# Task objective
Would you please output all the records exactly as given? Pictures should not appear in the copy.

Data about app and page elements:
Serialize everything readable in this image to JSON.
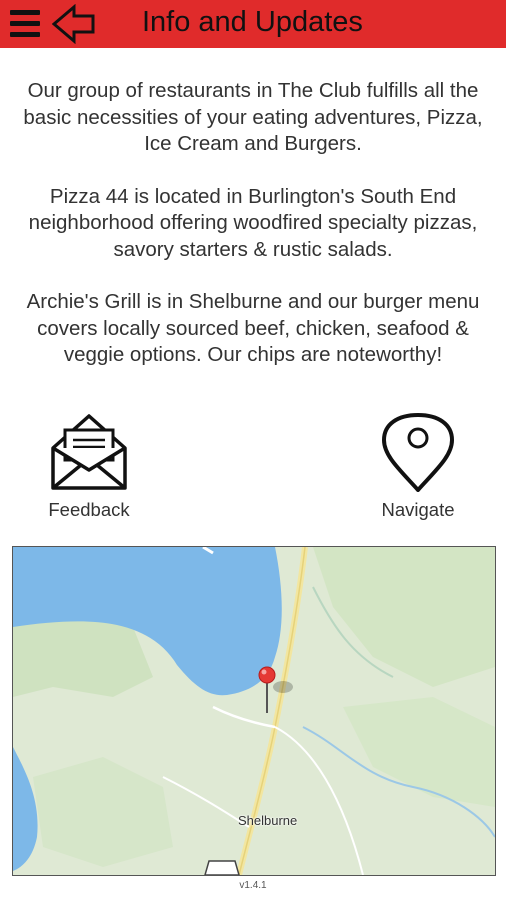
{
  "header": {
    "title": "Info and Updates",
    "menu_icon": "hamburger-menu-icon",
    "back_icon": "arrow-left-icon",
    "background_color": "#e02b2b"
  },
  "info": {
    "paragraphs": [
      "Our group of restaurants in The Club fulfills all the basic necessities of your eating adventures, Pizza, Ice Cream and Burgers.",
      "Pizza 44 is located in Burlington's South End neighborhood offering woodfired specialty pizzas, savory starters & rustic salads.",
      "Archie's Grill is in Shelburne and our burger menu covers locally sourced beef, chicken, seafood & veggie options. Our chips are noteworthy!"
    ]
  },
  "actions": {
    "feedback": {
      "label": "Feedback",
      "icon": "envelope-icon"
    },
    "navigate": {
      "label": "Navigate",
      "icon": "map-pin-icon"
    }
  },
  "map": {
    "place_label": "Shelburne",
    "marker_color": "#e53935",
    "water_color": "#7db8e8",
    "land_color": "#dfe9d4"
  },
  "footer": {
    "version": "v1.4.1"
  }
}
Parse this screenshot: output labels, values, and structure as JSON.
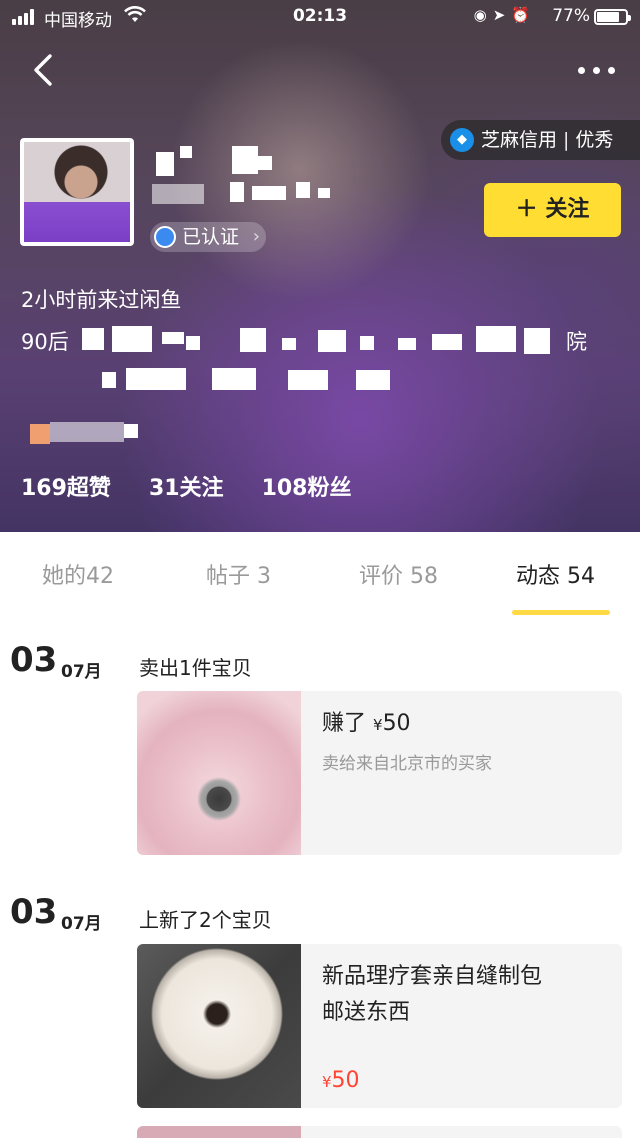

# Written answer
Serialize everything readable in this image to JSON.
{
  "header": {
    "title": "Info and Updates",
    "menu_icon": "hamburger-menu-icon",
    "back_icon": "arrow-left-icon",
    "background_color": "#e02b2b"
  },
  "info": {
    "paragraphs": [
      "Our group of restaurants in The Club fulfills all the basic necessities of your eating adventures, Pizza, Ice Cream and Burgers.",
      "Pizza 44 is located in Burlington's South End neighborhood offering woodfired specialty pizzas, savory starters & rustic salads.",
      "Archie's Grill is in Shelburne and our burger menu covers locally sourced beef, chicken, seafood & veggie options. Our chips are noteworthy!"
    ]
  },
  "actions": {
    "feedback": {
      "label": "Feedback",
      "icon": "envelope-icon"
    },
    "navigate": {
      "label": "Navigate",
      "icon": "map-pin-icon"
    }
  },
  "map": {
    "place_label": "Shelburne",
    "marker_color": "#e53935",
    "water_color": "#7db8e8",
    "land_color": "#dfe9d4"
  },
  "footer": {
    "version": "v1.4.1"
  }
}
Parse this screenshot: output labels, values, and structure as JSON.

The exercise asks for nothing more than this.